• Defensive Driving Rule #40: Practice Smart Bicycling

    Protect your number one asset! I wasn't born rich or good looking -- so my brain is my strong point, although some would argue this. Be that as it may, I'd wear a helmet if I rode a bike. Even minor bumps can cause spills resulting in head impacts and at as little as 4 mph, a head injury can be fatal. One estimate says that as high as 85% of these injuries could be prevented by helmets.

    Especially in low-light or at nighttime, a bicyclist is hard to see. I've seen bike riders with no lights, wearing black clothes, riding along in the half-light of dusk, with no clue that they are virtually invisible. Wear bright, reflective clothing or light colors. Use reflective tape; put reflectors and lights on your bike. Battery-powered, pulsating "strobe" lights are especially good for "being seen." Be aware of where and when you are hard to see and ride to be visible. Don't ride where you are hidden by other vehicles or obstructions.

    Remember the pedestrian you knock off the sidewalk today may be the motorist who sideswipes you tomorrow! Be courteous and respectful. When approaching pedestrians, reduce speed. Give them a polite verbal warning and a wide berth. Be courteous to motorists too. Use hand signals and be careful not to impede traffic. Obey all traffic laws when riding on the roadway. Remember that no matter the cause, if there is a collision, you lose.

    Pay attention. Be aware of your surroundings and control distractions and impediments. You need all your senses when riding -- don't wear a headset stereo. Same with cell phones; it's dumb to ride a bike, watch traffic, and talk on a cell phone all at the same time.

    Develop smart "road moves." Be predictable. Ride with the traffic, not against it. One of the top causes of bicyclist injury is riding the wrong way and being hit by a vehicle turning right - the driver doesn't look to the right, he's looking left for the chance to get into traffic. Chances are he never looks right until he hears the crash of a bicycle against his right front fender.

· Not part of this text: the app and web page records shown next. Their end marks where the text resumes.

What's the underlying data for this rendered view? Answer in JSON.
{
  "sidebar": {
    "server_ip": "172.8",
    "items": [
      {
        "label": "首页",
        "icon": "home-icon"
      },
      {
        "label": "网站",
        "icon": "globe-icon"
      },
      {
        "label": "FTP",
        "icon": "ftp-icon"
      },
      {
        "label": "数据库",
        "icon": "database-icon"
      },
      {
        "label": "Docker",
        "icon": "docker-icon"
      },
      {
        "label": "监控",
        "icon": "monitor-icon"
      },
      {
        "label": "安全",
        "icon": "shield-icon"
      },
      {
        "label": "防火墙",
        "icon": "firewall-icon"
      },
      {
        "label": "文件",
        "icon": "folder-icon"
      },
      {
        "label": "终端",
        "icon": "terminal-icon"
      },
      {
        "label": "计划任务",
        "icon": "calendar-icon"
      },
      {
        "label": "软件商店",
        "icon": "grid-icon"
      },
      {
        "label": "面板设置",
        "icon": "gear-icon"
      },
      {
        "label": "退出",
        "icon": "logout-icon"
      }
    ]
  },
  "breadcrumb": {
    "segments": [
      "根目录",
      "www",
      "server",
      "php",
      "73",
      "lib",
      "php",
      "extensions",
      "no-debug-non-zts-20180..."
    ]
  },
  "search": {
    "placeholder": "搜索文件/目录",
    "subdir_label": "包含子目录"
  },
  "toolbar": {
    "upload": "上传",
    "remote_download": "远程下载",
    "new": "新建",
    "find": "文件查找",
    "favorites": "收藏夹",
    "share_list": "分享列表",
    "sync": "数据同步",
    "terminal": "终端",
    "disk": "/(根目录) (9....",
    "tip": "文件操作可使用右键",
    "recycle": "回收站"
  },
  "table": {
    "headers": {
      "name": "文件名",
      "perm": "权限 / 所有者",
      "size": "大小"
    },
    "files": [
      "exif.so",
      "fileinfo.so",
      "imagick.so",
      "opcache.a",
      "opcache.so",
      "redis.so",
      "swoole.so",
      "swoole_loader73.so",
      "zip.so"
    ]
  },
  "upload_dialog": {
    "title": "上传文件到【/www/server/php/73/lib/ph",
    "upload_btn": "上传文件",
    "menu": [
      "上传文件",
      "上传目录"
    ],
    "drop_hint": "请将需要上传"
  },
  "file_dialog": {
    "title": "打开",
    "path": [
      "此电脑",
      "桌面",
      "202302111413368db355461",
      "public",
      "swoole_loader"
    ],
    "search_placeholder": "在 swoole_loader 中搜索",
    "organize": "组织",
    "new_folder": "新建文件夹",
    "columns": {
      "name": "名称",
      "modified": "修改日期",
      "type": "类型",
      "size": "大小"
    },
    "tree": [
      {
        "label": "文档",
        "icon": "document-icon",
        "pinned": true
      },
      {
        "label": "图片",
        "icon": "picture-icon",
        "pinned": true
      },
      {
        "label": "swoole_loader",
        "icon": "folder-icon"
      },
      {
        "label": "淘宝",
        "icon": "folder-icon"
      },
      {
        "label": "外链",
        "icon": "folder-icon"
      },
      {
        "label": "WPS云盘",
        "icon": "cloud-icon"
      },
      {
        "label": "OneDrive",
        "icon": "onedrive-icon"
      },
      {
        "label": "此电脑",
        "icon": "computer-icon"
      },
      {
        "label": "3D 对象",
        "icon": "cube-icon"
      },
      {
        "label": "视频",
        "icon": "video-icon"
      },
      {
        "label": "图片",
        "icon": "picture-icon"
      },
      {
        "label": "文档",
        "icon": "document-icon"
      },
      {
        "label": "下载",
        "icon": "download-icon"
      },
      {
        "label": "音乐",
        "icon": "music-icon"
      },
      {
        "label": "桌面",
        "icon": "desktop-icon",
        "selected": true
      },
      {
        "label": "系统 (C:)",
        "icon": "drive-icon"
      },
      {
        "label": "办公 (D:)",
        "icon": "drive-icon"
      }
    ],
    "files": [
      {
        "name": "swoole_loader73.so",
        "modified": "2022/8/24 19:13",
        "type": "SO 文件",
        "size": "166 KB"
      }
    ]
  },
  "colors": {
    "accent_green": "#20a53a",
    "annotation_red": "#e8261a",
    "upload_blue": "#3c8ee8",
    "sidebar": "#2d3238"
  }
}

    "Take the lane" when necessary for safety. Bikes should operate single-file, as close to the right curb as possible. But if the road is too narrow for a car to pass a bike safely within the lane, the bike should "take the lane" in the interest of his own safety (to prevent the motorist from passing unsafely). Do a head check, then move left a quarter or a third of the way into the lane until the road is wide enough to accommodate both the bike and the vehicle safely again. Do the same when there are road hazards. Watch for railroad tracks, debris, uneven road surfaces, loose gravel, and parked cars that are ready to pull out -- or open their doors. Be ready to swing wide when necessary, but make sure you "check six" (look behind you) first.

    Finally, make safe left turns. Bikes can join the traffic to make left turns, but while legal, this can be a dangerous thing to do. Instead, why not continue straight across an intersection in the right lane, stop, get off your bike and use the crosswalk to cross the street, remount, and continue in the desired direction. However you do it, make sure you keep your eyes moving and beware of any impending dangers -- city intersections are dangerous and busy places, especially for a bike rider.

    To summarize, protect your head, be visible, be courteous, and ride smart!